Trump, Taxes, and Truth

So Donald Trump likely hasn’t paid much in income taxes for the past two decades.

After reporting a loss of $916 million in 1995, he would’ve been able to forego taxes during subsequent years. The potentially illegal leaking of this information is a gift for the scandal-plagued candidacy of Hillary Clinton, who has already started employing class warfare rhetoric.

I doubt that voters will buy into that sort of rhetoric this year—at least, not from a couple who are worth over $100 million themselves. The more damaging aspect of this story is that it undermines The Donald’s most important product—himself. After devastating real estate losses, Trump largely profited on marketing himself. He has also marketed himself on the campaign trail as a successful businessman who does not engage in the failed antics of our present crop of politicians.

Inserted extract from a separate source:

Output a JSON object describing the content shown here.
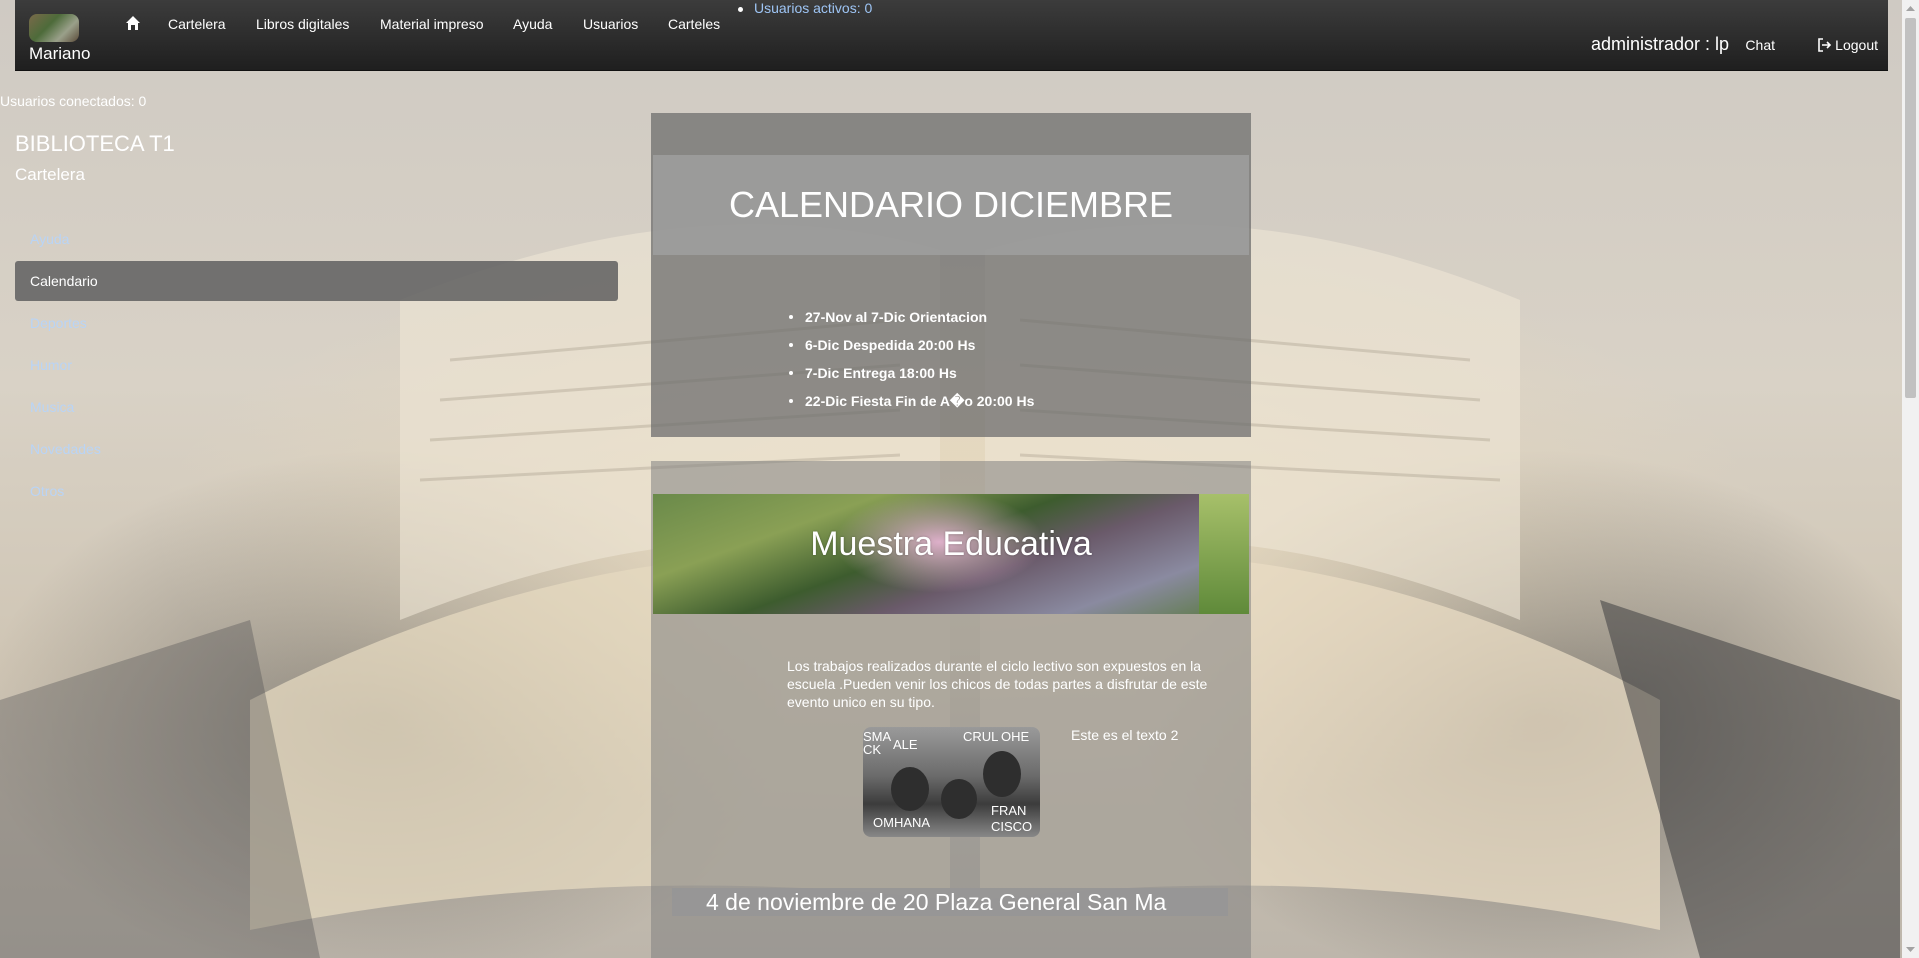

It turns out that Trump is not a stellar businessman, has avoided income taxes for two decades, and worked hard to keep this damaging information under wraps. In his defense, it could also be noted that he was successful in marketing himself and profiting from his name, there are other taxes besides those on income and he should not be expected to pay any taxes that he doesn’t have to.

There is also glaring hypocrisy in the attacks by the Clinton campaign and their media surrogates at the old Gray Lady. They are lambasting Trump for financial impropriety, even as the Clinton Foundation remains under a cloud of suspicion. They are critiquing Trump’s ability as a businessman when they are career politicians who have made much of their income through speeches. Perhaps the most galling bit of hypocrisy comes in the attacks upon Trump for covering up his tax returns, while the Clintons have turned cover-ups—from private email servers to private rendezvous—into a virtual cottage industry.

Donald Trump continues to stake his claim to the presidency on his business acumen, which it turns out, is not particularly impressive. Hillary Clinton continues to stake her claim to the presidency on her foreign policy experience, which it turns out, is not particularly impressive. If I were a foreign dignitary, I wouldn’t trust a handshake or commitment from either one of these candidates.

The most troubling aspect of all of this is not the fact that both of these candidates seem semi-competent on the issues they are basing their candidacies upon, but that they are so amorphous and slippery in doing so. We don’t get straight answers from either of them, because they are not straight-forward people. What you see is never what you get. There’s always a new version put up on the shelf, just a bit glitzier than the old, recalled version.

Watching these two go back and forth feels a lot like this. I think we are all working hard to deduce from these candidates’ incoherent ramblings and vacuous politicisms who they each are at their core. The problem that we keep running into is that we are not running into anything. There is no “there” there. The brilliant businessman lost almost a billion dollars and the expert foreign policy maven lost several thousand emails, some of which contained classified information.

At root (or the muddy mess where one would find roots), these two end up looking a lot like the same person. They are projections of our postmodern ideals—politicians who will be whatever we want them to be. They are happy to contradict themselves in order to appeal to two radically different audiences. They are happy to lie to our faces, as long as it serves their purposes. The politician who is willing to say anything is the politician who will also be willing to do anything. We intuitively know these things, but we chose these two, anyway.

And we will deserve the president we elect.
Stephen Roberts is an Army Reserve chaplain, writer and evangelist living near Milwaukee. He is a regular contributor to Political Storm.